[[ Exercise data, beginning ]]
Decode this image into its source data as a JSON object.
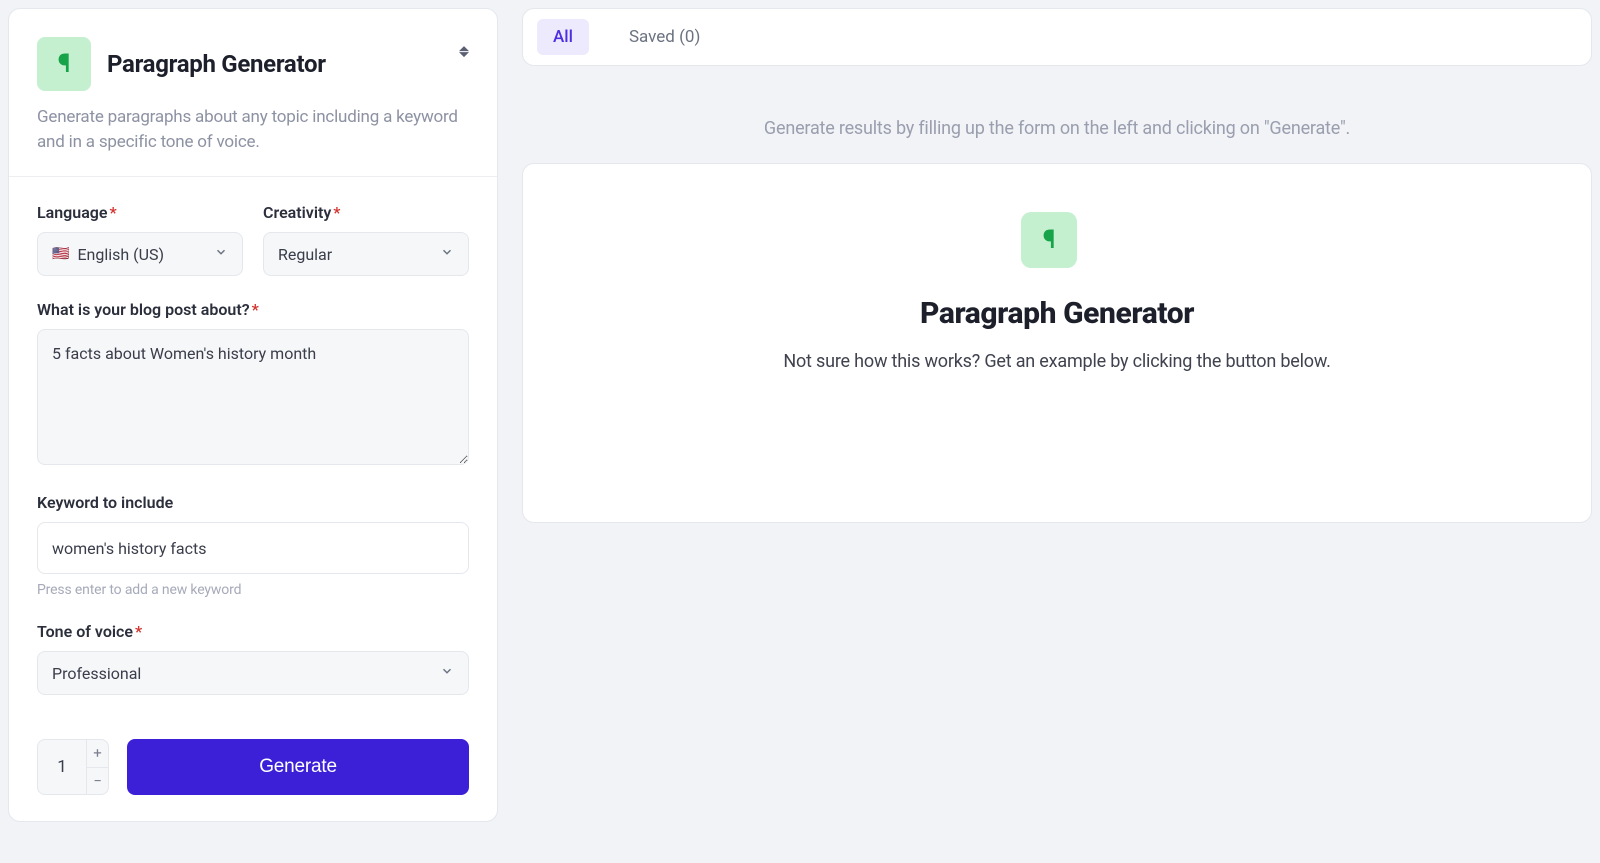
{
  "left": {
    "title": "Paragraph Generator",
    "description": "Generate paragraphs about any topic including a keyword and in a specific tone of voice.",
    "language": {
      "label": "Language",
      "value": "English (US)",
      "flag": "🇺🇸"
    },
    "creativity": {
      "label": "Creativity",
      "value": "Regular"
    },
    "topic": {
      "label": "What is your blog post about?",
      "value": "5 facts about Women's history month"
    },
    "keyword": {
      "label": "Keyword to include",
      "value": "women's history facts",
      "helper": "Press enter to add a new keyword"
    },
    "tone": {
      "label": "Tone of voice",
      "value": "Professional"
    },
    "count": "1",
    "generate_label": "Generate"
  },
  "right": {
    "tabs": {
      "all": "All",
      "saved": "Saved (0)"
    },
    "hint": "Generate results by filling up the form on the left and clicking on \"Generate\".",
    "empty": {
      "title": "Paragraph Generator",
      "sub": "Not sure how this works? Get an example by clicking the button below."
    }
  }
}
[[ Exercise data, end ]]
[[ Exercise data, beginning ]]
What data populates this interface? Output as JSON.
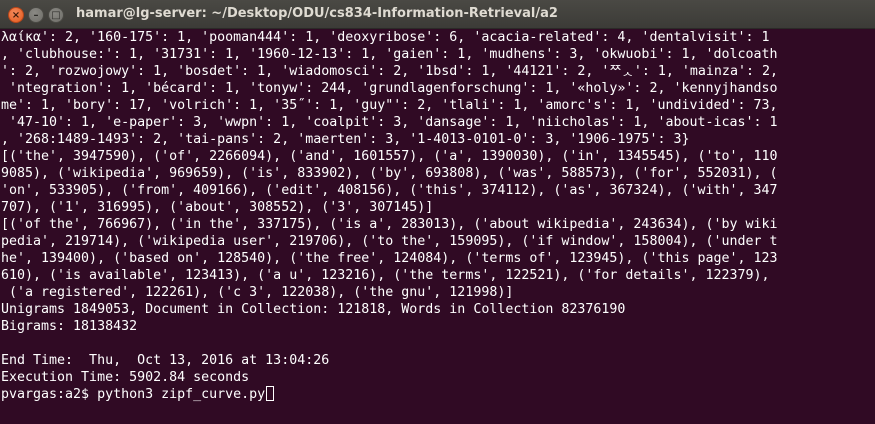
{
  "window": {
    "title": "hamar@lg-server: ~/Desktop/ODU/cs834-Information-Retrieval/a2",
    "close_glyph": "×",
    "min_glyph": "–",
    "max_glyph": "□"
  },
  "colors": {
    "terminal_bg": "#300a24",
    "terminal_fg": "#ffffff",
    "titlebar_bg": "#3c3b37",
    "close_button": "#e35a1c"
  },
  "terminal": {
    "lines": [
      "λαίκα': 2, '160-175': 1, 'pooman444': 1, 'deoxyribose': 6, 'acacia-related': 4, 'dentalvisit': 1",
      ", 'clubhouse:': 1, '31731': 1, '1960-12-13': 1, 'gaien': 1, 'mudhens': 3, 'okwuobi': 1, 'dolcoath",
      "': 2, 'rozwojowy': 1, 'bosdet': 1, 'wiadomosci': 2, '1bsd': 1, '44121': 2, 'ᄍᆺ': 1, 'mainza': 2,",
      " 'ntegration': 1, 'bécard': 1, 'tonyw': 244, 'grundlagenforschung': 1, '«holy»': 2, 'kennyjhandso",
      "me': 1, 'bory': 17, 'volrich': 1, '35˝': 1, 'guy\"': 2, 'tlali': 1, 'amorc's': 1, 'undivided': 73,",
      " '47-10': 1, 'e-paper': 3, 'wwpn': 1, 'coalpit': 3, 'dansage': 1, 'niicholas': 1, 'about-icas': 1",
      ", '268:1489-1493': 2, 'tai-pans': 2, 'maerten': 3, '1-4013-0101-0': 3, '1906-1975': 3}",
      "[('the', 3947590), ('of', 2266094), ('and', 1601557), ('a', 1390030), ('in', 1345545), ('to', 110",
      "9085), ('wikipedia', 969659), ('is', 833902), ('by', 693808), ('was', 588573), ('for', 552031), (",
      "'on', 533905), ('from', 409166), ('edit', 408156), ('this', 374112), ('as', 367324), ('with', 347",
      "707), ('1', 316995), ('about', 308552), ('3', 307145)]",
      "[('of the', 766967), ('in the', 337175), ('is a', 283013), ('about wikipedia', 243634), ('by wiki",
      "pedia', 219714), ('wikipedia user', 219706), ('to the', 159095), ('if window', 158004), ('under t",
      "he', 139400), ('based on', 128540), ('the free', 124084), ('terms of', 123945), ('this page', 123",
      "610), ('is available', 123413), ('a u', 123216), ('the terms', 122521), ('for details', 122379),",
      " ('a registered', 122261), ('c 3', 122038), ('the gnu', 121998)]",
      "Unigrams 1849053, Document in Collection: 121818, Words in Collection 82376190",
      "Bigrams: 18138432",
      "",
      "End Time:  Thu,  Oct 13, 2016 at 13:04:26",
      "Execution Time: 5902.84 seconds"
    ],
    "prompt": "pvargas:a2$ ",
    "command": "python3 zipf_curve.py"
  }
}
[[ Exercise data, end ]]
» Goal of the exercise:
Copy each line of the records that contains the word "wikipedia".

» Your solution:
      "9085), ('wikipedia', 969659), ('is', 833902), ('by', 693808), ('was', 588573), ('for', 552031), (",
      "[('of the', 766967), ('in the', 337175), ('is a', 283013), ('about wikipedia', 243634), ('by wiki",
      "pedia', 219714), ('wikipedia user', 219706), ('to the', 159095), ('if window', 158004), ('under t",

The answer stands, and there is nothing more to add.